Monday saw a little decline in Tesla (TSLA) stock as the automaker announced another round of price reductions in the US, adding to concerns about the state of EV demand as we go into the first few months of the year.
With a decline in demand, declining profit margins, and headline risks associated with CEO Elon Musk, investors are continuing to reprice the so-called Magnificent 7 tech giants, and Tesla is by far the worst-performing stock among them, with more than $200 billion in value lost in the last six months.
In reality, the organization itself alluded to impending layoffs in the United States last week in the midst of rumors that managers had been requested to conduct a "binary" evaluation of all functions inside the firm and that some employees' performance assessments had been canceled.
Over the last three months of 2018, Tesla reported 485,000 deliveries; nonetheless, the company's profits were significantly impacted by declining demand, a string of price reductions, expenditures associated with artificial intelligence programs, and the delayed Cybertruck.

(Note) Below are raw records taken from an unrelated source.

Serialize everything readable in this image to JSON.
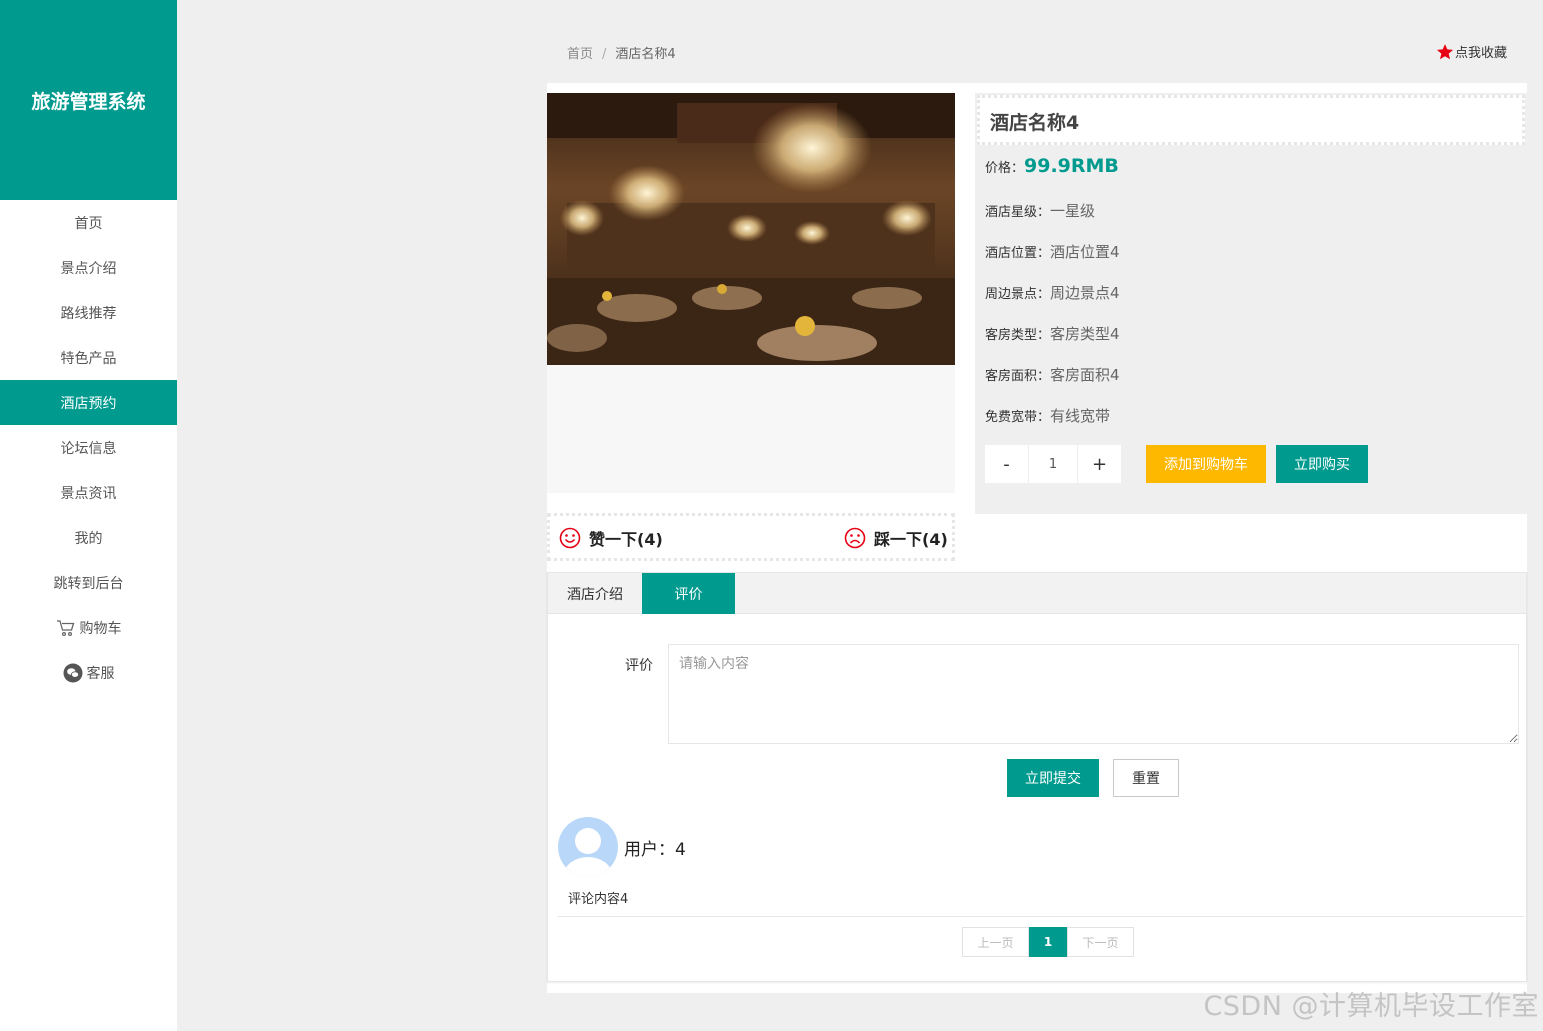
{
  "app": {
    "title": "旅游管理系统",
    "brand_color": "#009a8e"
  },
  "sidebar": {
    "items": [
      {
        "label": "首页"
      },
      {
        "label": "景点介绍"
      },
      {
        "label": "路线推荐"
      },
      {
        "label": "特色产品"
      },
      {
        "label": "酒店预约",
        "active": true
      },
      {
        "label": "论坛信息"
      },
      {
        "label": "景点资讯"
      },
      {
        "label": "我的"
      },
      {
        "label": "跳转到后台"
      },
      {
        "label": "购物车",
        "icon": "cart-icon"
      },
      {
        "label": "客服",
        "icon": "wechat-icon"
      }
    ]
  },
  "breadcrumb": {
    "home": "首页",
    "separator": "/",
    "current": "酒店名称4"
  },
  "favorite": {
    "label": "点我收藏",
    "icon": "star-icon"
  },
  "hotel": {
    "name": "酒店名称4",
    "price_label": "价格：",
    "price": "99.9RMB",
    "attributes": [
      {
        "label": "酒店星级：",
        "value": "一星级"
      },
      {
        "label": "酒店位置：",
        "value": "酒店位置4"
      },
      {
        "label": "周边景点：",
        "value": "周边景点4"
      },
      {
        "label": "客房类型：",
        "value": "客房类型4"
      },
      {
        "label": "客房面积：",
        "value": "客房面积4"
      },
      {
        "label": "免费宽带：",
        "value": "有线宽带"
      }
    ]
  },
  "quantity": {
    "minus": "-",
    "value": "1",
    "plus": "+"
  },
  "actions": {
    "add_to_cart": "添加到购物车",
    "buy_now": "立即购买"
  },
  "votes": {
    "like": "赞一下(4)",
    "dislike": "踩一下(4)"
  },
  "tabs": [
    {
      "label": "酒店介绍"
    },
    {
      "label": "评价",
      "active": true
    }
  ],
  "review_form": {
    "label": "评价",
    "placeholder": "请输入内容",
    "submit": "立即提交",
    "reset": "重置"
  },
  "comments": [
    {
      "user": "用户：4",
      "content": "评论内容4"
    }
  ],
  "pagination": {
    "prev": "上一页",
    "current": "1",
    "next": "下一页"
  },
  "watermark": "CSDN @计算机毕设工作室"
}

In the fourth quarter of 2023, Tesla's profit margins, which Wall Street analysts likely monitor the most, fell to 17.6%. This contrasts with experts' expectations of around 18.3% and a 23.8% margin during the same time in 2022.
The association cautioned that growth rates for car deliveries in 2024 would be "notably lower" than those in 2023.
Meanwhile, reports on Monday indicate that Tesla is temporarily lowering the price of certain of its Model Y vehicles in the United States, mirroring such actions taken in China before to the Lunar New Year break.
The long-range and rear-wheel drive Model Ys from Tesla now have $1,000 less in price, at $42,990 and $47,990, respectively. These reductions are good through the end of this month.
"The essential quandary of manufacturing: Factories need continuous production for efficiency, but consumer demand is seasonal," according to Musk, is what the cuts are an attempt to address.
Musk's Diversions and Tesla Investors' Concerns
The fact that Musk, who oversees at least four significant businesses in addition to the automaker, is awaiting a decision from the U.S. government, raises the number of possible diversions for Tesla investors. Judge Laurel Beeler, a magistrate, mandated that the billionaire provide an in-person testimony before a U.S. Investigating his $44 billion acquisition of Twitter is the Securities and Exchange Commission.
Musk has so far declined to assist with the SEC's inquiry into whether he complied with securities laws when he declared his intention to purchase the social media network in the spring of 2022. Musk concluded the Twitter sale in late 2022 before rebranding the microblogging site X.
Musk has also been quite open about his longer-term goals for Tesla and how AI technology will be used by the company.
After selling a significant number of shares to finance his acquisition of Twitter in 2022, Musk today holds around 13% of Tesla. Last month, he said that he would have to develop his AI and robotics vision outside of the Tesla framework unless he could obtain at least a 25% voting interest.